(Website and app data records)
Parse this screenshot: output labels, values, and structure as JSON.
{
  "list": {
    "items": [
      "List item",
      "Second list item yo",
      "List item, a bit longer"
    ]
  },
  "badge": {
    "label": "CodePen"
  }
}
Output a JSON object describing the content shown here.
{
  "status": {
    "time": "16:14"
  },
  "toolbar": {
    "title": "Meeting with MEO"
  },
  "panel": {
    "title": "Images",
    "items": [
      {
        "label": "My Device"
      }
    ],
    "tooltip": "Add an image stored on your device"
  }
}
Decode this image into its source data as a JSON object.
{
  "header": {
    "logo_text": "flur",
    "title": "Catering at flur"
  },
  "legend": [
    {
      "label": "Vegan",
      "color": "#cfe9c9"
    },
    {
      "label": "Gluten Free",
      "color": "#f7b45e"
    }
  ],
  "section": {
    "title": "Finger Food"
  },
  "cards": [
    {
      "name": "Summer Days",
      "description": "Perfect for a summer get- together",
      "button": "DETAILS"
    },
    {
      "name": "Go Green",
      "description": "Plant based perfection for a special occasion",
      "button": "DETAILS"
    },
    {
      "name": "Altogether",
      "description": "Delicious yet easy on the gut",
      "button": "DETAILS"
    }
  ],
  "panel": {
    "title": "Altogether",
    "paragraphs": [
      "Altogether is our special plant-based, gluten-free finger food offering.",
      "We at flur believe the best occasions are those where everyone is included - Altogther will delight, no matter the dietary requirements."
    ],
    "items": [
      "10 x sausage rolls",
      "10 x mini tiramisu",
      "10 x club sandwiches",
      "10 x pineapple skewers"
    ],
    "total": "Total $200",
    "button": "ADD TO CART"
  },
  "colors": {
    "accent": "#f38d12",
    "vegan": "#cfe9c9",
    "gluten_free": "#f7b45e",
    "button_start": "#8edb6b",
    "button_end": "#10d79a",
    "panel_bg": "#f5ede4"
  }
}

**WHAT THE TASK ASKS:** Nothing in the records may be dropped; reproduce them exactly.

**EXPECTED ANSWER:**
Parse this screenshot: output labels, values, and structure as JSON.
{
  "list": {
    "items": [
      "List item",
      "Second list item yo",
      "List item, a bit longer"
    ]
  },
  "badge": {
    "label": "CodePen"
  }
}
Output a JSON object describing the content shown here.
{
  "status": {
    "time": "16:14"
  },
  "toolbar": {
    "title": "Meeting with MEO"
  },
  "panel": {
    "title": "Images",
    "items": [
      {
        "label": "My Device"
      }
    ],
    "tooltip": "Add an image stored on your device"
  }
}
Decode this image into its source data as a JSON object.
{
  "header": {
    "logo_text": "flur",
    "title": "Catering at flur"
  },
  "legend": [
    {
      "label": "Vegan",
      "color": "#cfe9c9"
    },
    {
      "label": "Gluten Free",
      "color": "#f7b45e"
    }
  ],
  "section": {
    "title": "Finger Food"
  },
  "cards": [
    {
      "name": "Summer Days",
      "description": "Perfect for a summer get- together",
      "button": "DETAILS"
    },
    {
      "name": "Go Green",
      "description": "Plant based perfection for a special occasion",
      "button": "DETAILS"
    },
    {
      "name": "Altogether",
      "description": "Delicious yet easy on the gut",
      "button": "DETAILS"
    }
  ],
  "panel": {
    "title": "Altogether",
    "paragraphs": [
      "Altogether is our special plant-based, gluten-free finger food offering.",
      "We at flur believe the best occasions are those where everyone is included - Altogther will delight, no matter the dietary requirements."
    ],
    "items": [
      "10 x sausage rolls",
      "10 x mini tiramisu",
      "10 x club sandwiches",
      "10 x pineapple skewers"
    ],
    "total": "Total $200",
    "button": "ADD TO CART"
  },
  "colors": {
    "accent": "#f38d12",
    "vegan": "#cfe9c9",
    "gluten_free": "#f7b45e",
    "button_start": "#8edb6b",
    "button_end": "#10d79a",
    "panel_bg": "#f5ede4"
  }
}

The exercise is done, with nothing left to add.